Gear4Music Dreadnought Electro Acoustic

Gear4music get in on the super-budget electro acoustic act with their dreadnought guitar

At just a shade over £80, Gear4music's electro acoustic dreadnought guitar is aimed squarely at beginners and guitarists on a seriously tight budget.

Assuming that you get what you pay for, you have to wonder whether corners – and quality – have been cut, and just how good a guitar of such a modest price can be?

First impressions of the dreadnought as it comes out of the box are very good; the curvy rosewood bridge looks classy and the high gloss natural finish of the laminate spruce top has an impressive sheen that belies the guitar's meagre price.

The sides, rear, neck and headstock, while similarly lustrous and glossy, however, have been coloured with what appears to be a dodgy spray tan brown wood stain. Colour choice aside, this isn't a bad looking guitar. It's a classic shape, and we've seen less tidy finishing, binding and dot inlays on guitars at more than twice the price.

Bold and forthright

The unamplified sound of the DN-10E-NT is bold and forthright, perfect for outdoor jam sessions and house party sing-alongs, with plenty of booming dreadnought-style volume. This guitar gives a full, rounded sound on strummed parts but communicates enough detail and rich harmonics to please fingerpickers too.

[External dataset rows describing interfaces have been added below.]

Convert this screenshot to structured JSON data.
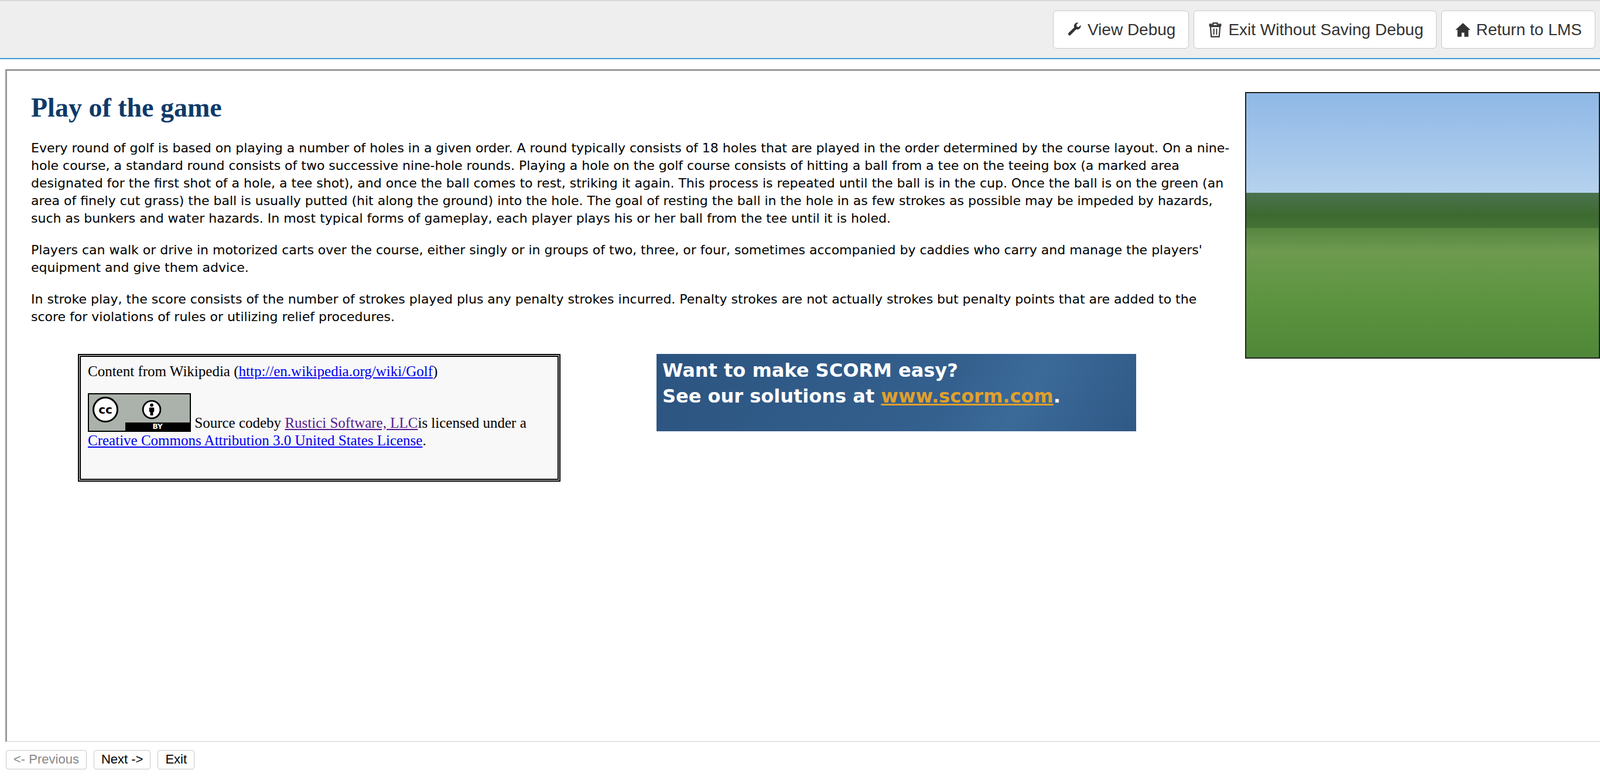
{
  "toolbar": {
    "buttons": [
      {
        "label": "View Debug",
        "kind": "wrench"
      },
      {
        "label": "Exit Without Saving Debug",
        "kind": "trash"
      },
      {
        "label": "Return to LMS",
        "kind": "home"
      }
    ]
  },
  "page": {
    "heading": "Play of the game",
    "paragraphs": [
      "Every round of golf is based on playing a number of holes in a given order. A round typically consists of 18 holes that are played in the order determined by the course layout. On a nine-hole course, a standard round consists of two successive nine-hole rounds. Playing a hole on the golf course consists of hitting a ball from a tee on the teeing box (a marked area designated for the first shot of a hole, a tee shot), and once the ball comes to rest, striking it again. This process is repeated until the ball is in the cup. Once the ball is on the green (an area of finely cut grass) the ball is usually putted (hit along the ground) into the hole. The goal of resting the ball in the hole in as few strokes as possible may be impeded by hazards, such as bunkers and water hazards. In most typical forms of gameplay, each player plays his or her ball from the tee until it is holed.",
      "Players can walk or drive in motorized carts over the course, either singly or in groups of two, three, or four, sometimes accompanied by caddies who carry and manage the players' equipment and give them advice.",
      "In stroke play, the score consists of the number of strokes played plus any penalty strokes incurred. Penalty strokes are not actually strokes but penalty points that are added to the score for violations of rules or utilizing relief procedures."
    ]
  },
  "credit": {
    "prefix": "Content from Wikipedia (",
    "link": "http://en.wikipedia.org/wiki/Golf",
    "suffix": ")",
    "badge": {
      "symbol": "cc",
      "label": "BY"
    },
    "source": "Source codeby ",
    "author": "Rustici Software, LLC",
    "licensed": "is licensed under a ",
    "license": "Creative Commons Attribution 3.0 United States License",
    "end": "."
  },
  "banner": {
    "line1": "Want to make SCORM easy?",
    "line2": "See our solutions at ",
    "link": "www.scorm.com",
    "end": "."
  },
  "nav": {
    "buttons": [
      {
        "label": "<- Previous",
        "disabled": true
      },
      {
        "label": "Next ->",
        "disabled": false
      },
      {
        "label": "Exit",
        "disabled": false
      }
    ]
  }
}
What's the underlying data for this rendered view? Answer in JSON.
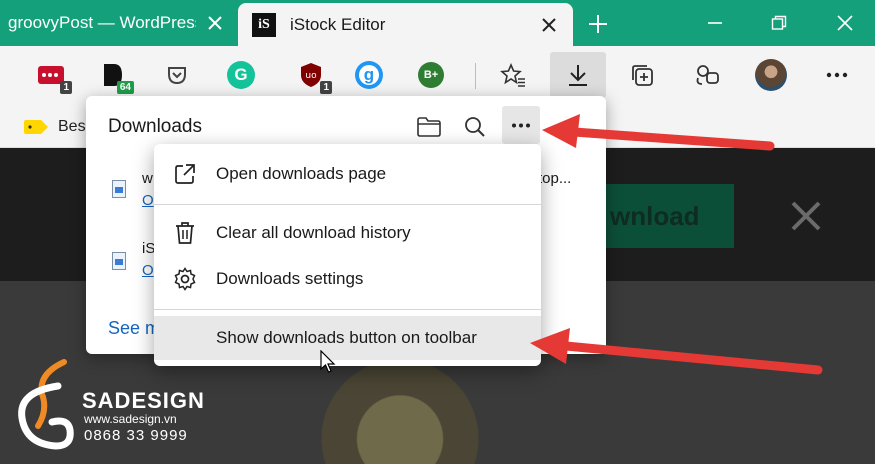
{
  "tabs": [
    {
      "title": "groovyPost — WordPress",
      "active": false
    },
    {
      "title": "iStock Editor",
      "active": true,
      "favicon": "iS"
    }
  ],
  "toolbar": {
    "extensions": [
      {
        "icon": "lastpass-icon",
        "badge": "1"
      },
      {
        "icon": "docs-extension-icon",
        "badge": "64"
      },
      {
        "icon": "pocket-icon"
      },
      {
        "icon": "grammarly-icon",
        "label": "G"
      },
      {
        "icon": "ublock-icon",
        "badge": "1"
      },
      {
        "icon": "g-extension-icon",
        "label": "g"
      },
      {
        "icon": "bplus-icon",
        "label": "B+"
      }
    ]
  },
  "favorites": {
    "first_label": "Bes"
  },
  "downloads_panel": {
    "title": "Downloads",
    "items": [
      {
        "name_start": "w",
        "name_end": "top...",
        "link": "O"
      },
      {
        "name_start": "iS",
        "link": "O"
      }
    ],
    "see_more": "See m"
  },
  "context_menu": {
    "items": [
      {
        "label": "Open downloads page",
        "icon": "open-external-icon"
      },
      {
        "label": "Clear all download history",
        "icon": "trash-icon"
      },
      {
        "label": "Downloads settings",
        "icon": "gear-icon"
      },
      {
        "label": "Show downloads button on toolbar",
        "icon": ""
      }
    ]
  },
  "page": {
    "download_button": "wnload",
    "fragment": "e"
  },
  "watermark": {
    "brand": "SADESIGN",
    "url": "www.sadesign.vn",
    "phone": "0868 33 9999"
  },
  "colors": {
    "tabbar": "#14a07a",
    "arrow": "#e53935",
    "link": "#1565c0"
  }
}
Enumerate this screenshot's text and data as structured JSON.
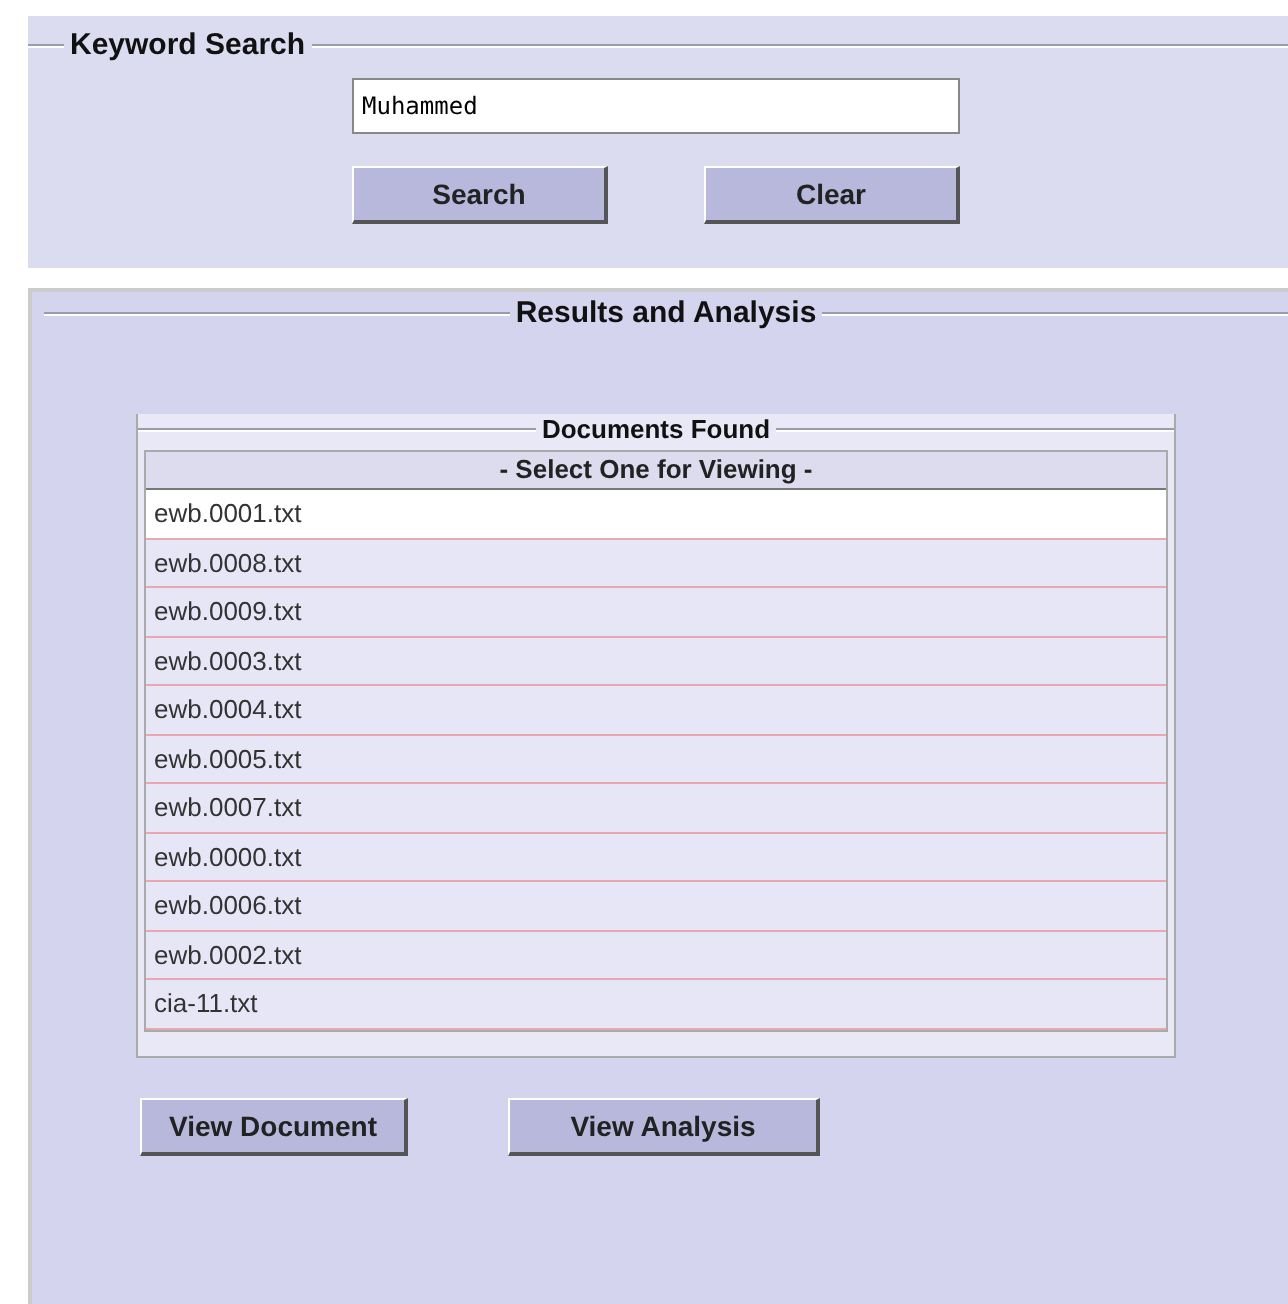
{
  "keyword_search": {
    "title": "Keyword Search",
    "query": "Muhammed",
    "buttons": [
      "Search",
      "Clear"
    ]
  },
  "results": {
    "title": "Results and Analysis",
    "documents": {
      "title": "Documents Found",
      "header": "- Select One for Viewing -",
      "items": [
        {
          "name": "ewb.0001.txt",
          "selected": true
        },
        {
          "name": "ewb.0008.txt",
          "selected": false
        },
        {
          "name": "ewb.0009.txt",
          "selected": false
        },
        {
          "name": "ewb.0003.txt",
          "selected": false
        },
        {
          "name": "ewb.0004.txt",
          "selected": false
        },
        {
          "name": "ewb.0005.txt",
          "selected": false
        },
        {
          "name": "ewb.0007.txt",
          "selected": false
        },
        {
          "name": "ewb.0000.txt",
          "selected": false
        },
        {
          "name": "ewb.0006.txt",
          "selected": false
        },
        {
          "name": "ewb.0002.txt",
          "selected": false
        },
        {
          "name": "cia-11.txt",
          "selected": false
        }
      ]
    },
    "buttons": [
      "View Document",
      "View Analysis"
    ]
  }
}
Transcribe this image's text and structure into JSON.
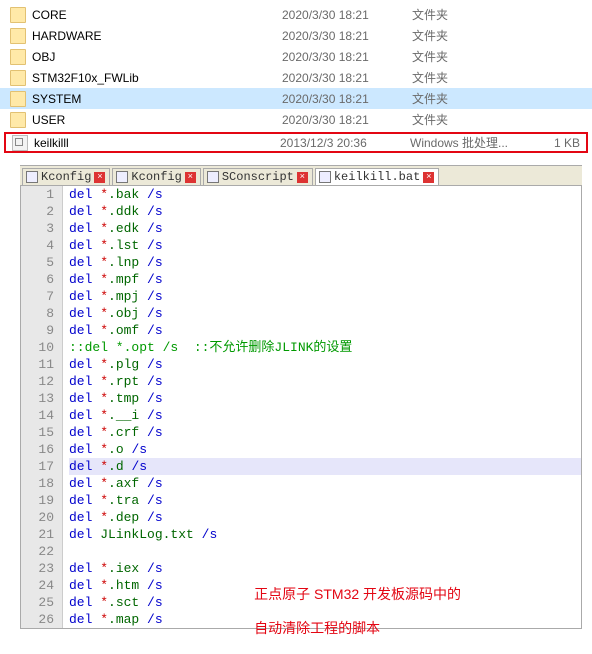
{
  "file_list": [
    {
      "name": "CORE",
      "date": "2020/3/30 18:21",
      "type": "文件夹",
      "size": "",
      "icon": "folder"
    },
    {
      "name": "HARDWARE",
      "date": "2020/3/30 18:21",
      "type": "文件夹",
      "size": "",
      "icon": "folder"
    },
    {
      "name": "OBJ",
      "date": "2020/3/30 18:21",
      "type": "文件夹",
      "size": "",
      "icon": "folder"
    },
    {
      "name": "STM32F10x_FWLib",
      "date": "2020/3/30 18:21",
      "type": "文件夹",
      "size": "",
      "icon": "folder"
    },
    {
      "name": "SYSTEM",
      "date": "2020/3/30 18:21",
      "type": "文件夹",
      "size": "",
      "icon": "folder",
      "selected": true
    },
    {
      "name": "USER",
      "date": "2020/3/30 18:21",
      "type": "文件夹",
      "size": "",
      "icon": "folder"
    },
    {
      "name": "keilkilll",
      "date": "2013/12/3 20:36",
      "type": "Windows 批处理...",
      "size": "1 KB",
      "icon": "bat",
      "boxed": true
    }
  ],
  "tabs": [
    {
      "label": "Kconfig",
      "active": false
    },
    {
      "label": "Kconfig",
      "active": false
    },
    {
      "label": "SConscript",
      "active": false
    },
    {
      "label": "keilkill.bat",
      "active": true
    }
  ],
  "code_lines": [
    {
      "n": 1,
      "tokens": [
        [
          "del ",
          "kw-del"
        ],
        [
          "*",
          "glob"
        ],
        [
          ".bak ",
          "ext"
        ],
        [
          "/s",
          "flag"
        ]
      ]
    },
    {
      "n": 2,
      "tokens": [
        [
          "del ",
          "kw-del"
        ],
        [
          "*",
          "glob"
        ],
        [
          ".ddk ",
          "ext"
        ],
        [
          "/s",
          "flag"
        ]
      ]
    },
    {
      "n": 3,
      "tokens": [
        [
          "del ",
          "kw-del"
        ],
        [
          "*",
          "glob"
        ],
        [
          ".edk ",
          "ext"
        ],
        [
          "/s",
          "flag"
        ]
      ]
    },
    {
      "n": 4,
      "tokens": [
        [
          "del ",
          "kw-del"
        ],
        [
          "*",
          "glob"
        ],
        [
          ".lst ",
          "ext"
        ],
        [
          "/s",
          "flag"
        ]
      ]
    },
    {
      "n": 5,
      "tokens": [
        [
          "del ",
          "kw-del"
        ],
        [
          "*",
          "glob"
        ],
        [
          ".lnp ",
          "ext"
        ],
        [
          "/s",
          "flag"
        ]
      ]
    },
    {
      "n": 6,
      "tokens": [
        [
          "del ",
          "kw-del"
        ],
        [
          "*",
          "glob"
        ],
        [
          ".mpf ",
          "ext"
        ],
        [
          "/s",
          "flag"
        ]
      ]
    },
    {
      "n": 7,
      "tokens": [
        [
          "del ",
          "kw-del"
        ],
        [
          "*",
          "glob"
        ],
        [
          ".mpj ",
          "ext"
        ],
        [
          "/s",
          "flag"
        ]
      ]
    },
    {
      "n": 8,
      "tokens": [
        [
          "del ",
          "kw-del"
        ],
        [
          "*",
          "glob"
        ],
        [
          ".obj ",
          "ext"
        ],
        [
          "/s",
          "flag"
        ]
      ]
    },
    {
      "n": 9,
      "tokens": [
        [
          "del ",
          "kw-del"
        ],
        [
          "*",
          "glob"
        ],
        [
          ".omf ",
          "ext"
        ],
        [
          "/s",
          "flag"
        ]
      ]
    },
    {
      "n": 10,
      "tokens": [
        [
          "::del *.opt /s  ::不允许删除JLINK的设置",
          "comment"
        ]
      ]
    },
    {
      "n": 11,
      "tokens": [
        [
          "del ",
          "kw-del"
        ],
        [
          "*",
          "glob"
        ],
        [
          ".plg ",
          "ext"
        ],
        [
          "/s",
          "flag"
        ]
      ]
    },
    {
      "n": 12,
      "tokens": [
        [
          "del ",
          "kw-del"
        ],
        [
          "*",
          "glob"
        ],
        [
          ".rpt ",
          "ext"
        ],
        [
          "/s",
          "flag"
        ]
      ]
    },
    {
      "n": 13,
      "tokens": [
        [
          "del ",
          "kw-del"
        ],
        [
          "*",
          "glob"
        ],
        [
          ".tmp ",
          "ext"
        ],
        [
          "/s",
          "flag"
        ]
      ]
    },
    {
      "n": 14,
      "tokens": [
        [
          "del ",
          "kw-del"
        ],
        [
          "*",
          "glob"
        ],
        [
          ".__i ",
          "ext"
        ],
        [
          "/s",
          "flag"
        ]
      ]
    },
    {
      "n": 15,
      "tokens": [
        [
          "del ",
          "kw-del"
        ],
        [
          "*",
          "glob"
        ],
        [
          ".crf ",
          "ext"
        ],
        [
          "/s",
          "flag"
        ]
      ]
    },
    {
      "n": 16,
      "tokens": [
        [
          "del ",
          "kw-del"
        ],
        [
          "*",
          "glob"
        ],
        [
          ".o ",
          "ext"
        ],
        [
          "/s",
          "flag"
        ]
      ]
    },
    {
      "n": 17,
      "tokens": [
        [
          "del ",
          "kw-del"
        ],
        [
          "*",
          "glob"
        ],
        [
          ".d ",
          "ext"
        ],
        [
          "/s",
          "flag"
        ]
      ],
      "hl": true
    },
    {
      "n": 18,
      "tokens": [
        [
          "del ",
          "kw-del"
        ],
        [
          "*",
          "glob"
        ],
        [
          ".axf ",
          "ext"
        ],
        [
          "/s",
          "flag"
        ]
      ]
    },
    {
      "n": 19,
      "tokens": [
        [
          "del ",
          "kw-del"
        ],
        [
          "*",
          "glob"
        ],
        [
          ".tra ",
          "ext"
        ],
        [
          "/s",
          "flag"
        ]
      ]
    },
    {
      "n": 20,
      "tokens": [
        [
          "del ",
          "kw-del"
        ],
        [
          "*",
          "glob"
        ],
        [
          ".dep ",
          "ext"
        ],
        [
          "/s",
          "flag"
        ]
      ]
    },
    {
      "n": 21,
      "tokens": [
        [
          "del ",
          "kw-del"
        ],
        [
          "JLinkLog.txt ",
          "ext"
        ],
        [
          "/s",
          "flag"
        ]
      ]
    },
    {
      "n": 22,
      "tokens": [
        [
          "",
          ""
        ]
      ]
    },
    {
      "n": 23,
      "tokens": [
        [
          "del ",
          "kw-del"
        ],
        [
          "*",
          "glob"
        ],
        [
          ".iex ",
          "ext"
        ],
        [
          "/s",
          "flag"
        ]
      ]
    },
    {
      "n": 24,
      "tokens": [
        [
          "del ",
          "kw-del"
        ],
        [
          "*",
          "glob"
        ],
        [
          ".htm ",
          "ext"
        ],
        [
          "/s",
          "flag"
        ]
      ]
    },
    {
      "n": 25,
      "tokens": [
        [
          "del ",
          "kw-del"
        ],
        [
          "*",
          "glob"
        ],
        [
          ".sct ",
          "ext"
        ],
        [
          "/s",
          "flag"
        ]
      ]
    },
    {
      "n": 26,
      "tokens": [
        [
          "del ",
          "kw-del"
        ],
        [
          "*",
          "glob"
        ],
        [
          ".map ",
          "ext"
        ],
        [
          "/s",
          "flag"
        ]
      ]
    }
  ],
  "annotation": {
    "line1": "正点原子 STM32 开发板源码中的",
    "line2": "自动清除工程的脚本"
  },
  "tab_close_glyph": "×"
}
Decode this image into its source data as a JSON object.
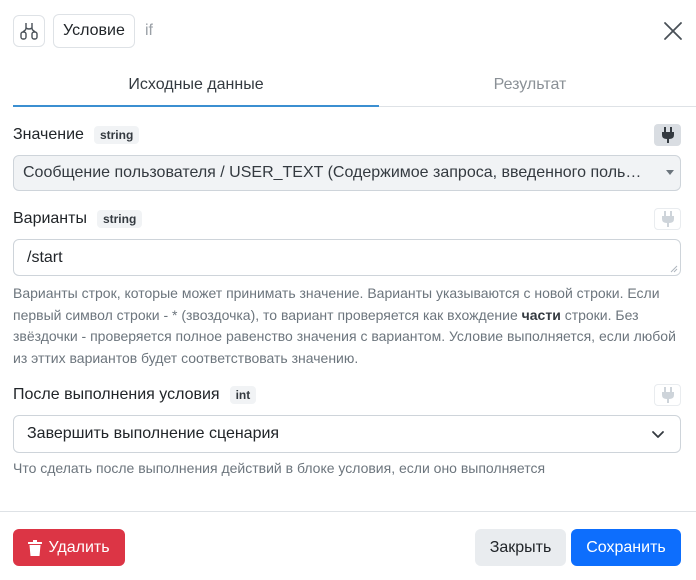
{
  "header": {
    "node_icon": "branch-icon",
    "title": "Условие",
    "subtitle": "if",
    "close_icon": "close-icon"
  },
  "tabs": [
    {
      "label": "Исходные данные",
      "active": true
    },
    {
      "label": "Результат",
      "active": false
    }
  ],
  "fields": {
    "value": {
      "label": "Значение",
      "type": "string",
      "selected": "Сообщение пользователя / USER_TEXT (Содержимое запроса, введенного пользователем)",
      "plug_active": true
    },
    "variants": {
      "label": "Варианты",
      "type": "string",
      "value": "/start",
      "plug_active": false,
      "help_1": "Варианты строк, которые может принимать значение. Варианты указываются с новой строки. Если первый символ строки - * (звоздочка), то вариант проверяется как вхождение ",
      "help_bold": "части",
      "help_2": " строки. Без звёздочки - проверяется полное равенство значения с вариантом. Условие выполняется, если любой из эттих вариантов будет соответствовать значению."
    },
    "after": {
      "label": "После выполнения условия",
      "type": "int",
      "selected": "Завершить выполнение сценария",
      "plug_active": false,
      "help": "Что сделать после выполнения действий в блоке условия, если оно выполняется"
    }
  },
  "footer": {
    "delete_label": "Удалить",
    "close_label": "Закрыть",
    "save_label": "Сохранить"
  },
  "colors": {
    "accent": "#0d6efd",
    "danger": "#dc3545",
    "tab_underline": "#3b8fd1"
  }
}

The overall tone is very even with no exaggeration in any part of the frequency range, making the dreadnought a decent all-rounder.

Intonation is excellent thanks to the compensated bridge. That means you'll be in tune whether you're playing open position chords, mid-neck barre chords or upper position melodic licks, and you'll still be in tune come the end of the song thanks to the dreadnought's sealed die-cast chrome machine heads, which feel steady to the turn and durable too.

Minor gripes

Although the fretwork on the dreadnought gives accurate intonation, a touch of vigorous vibrato and string bending reveals the limits of Gear4Music's workmanship as the strings grind against imperfect fret surfaces.

It's a small gripe though, and is easily and cheaply sorted by any good luthier. With basic build quality being so good and the price being so low, we think this is a fairly minor issue issue.

The neck is a chunky, rounded 'C' shape; great for taking a solid grip on when you're learning those challenging early chords, but still comfortable for more intricate melodic and arpeggiated playing. Any bigger would be too big, but as is, it's fine.

The quality of the binding on the neck isn't quite up to the standards of the body binding, but this is purely cosmetic and doesn't affect the playing. The bottom line is that quality hardware and decent intonation make the DN-10E-NT a satisfying guitar to play for guitarists of all levels.

Pickup and pre-amp

It's impressive that a guitar of this price has a pickup and pre-amp. It's an under-bridge piezo transducer pickup routed through a preamp with four-band EQ and volume control, and it sounds perfectly adequate.

The bass is satisfyingly full; if you're a beginner guitarist you will have a blast the first time you plug in, turn up your amp and feel the boom of the bottom end.

Admittedly, there's a slight lack of midrange and treble detail that the guitar so readily conveys in its unplugged state; we found ourselves frequently twiddling those preamp knobs to find the best sound.

This is a quibble though; the EQ is responsive and the tones you can get from the dreadnought are good enough to gig. Gear4music's website reports that there is a phase reverse function on the preamp, but we couldn't find this, however hard we looked.

Taking everything into account, the DN-10E-NT is an excellent guitar that plays well and sounds great both acoustically and plugged in.

MusicRadar Rating

4 / 5 stars
Verdict

Punching well above its weight, we reckon this guitar is an absolute steal for those on a budget.

Review Policy
All MusicRadar's reviews are by independent product specialists, who are not aligned to any gear manufacturer or retailer. Our experts also write for renowned magazines such as Guitarist, Total Guitar, Computer Music, Future Music and Rhythm. All are part of Future PLC, the biggest publisher of music making magazines in the world.

Comment on Facebook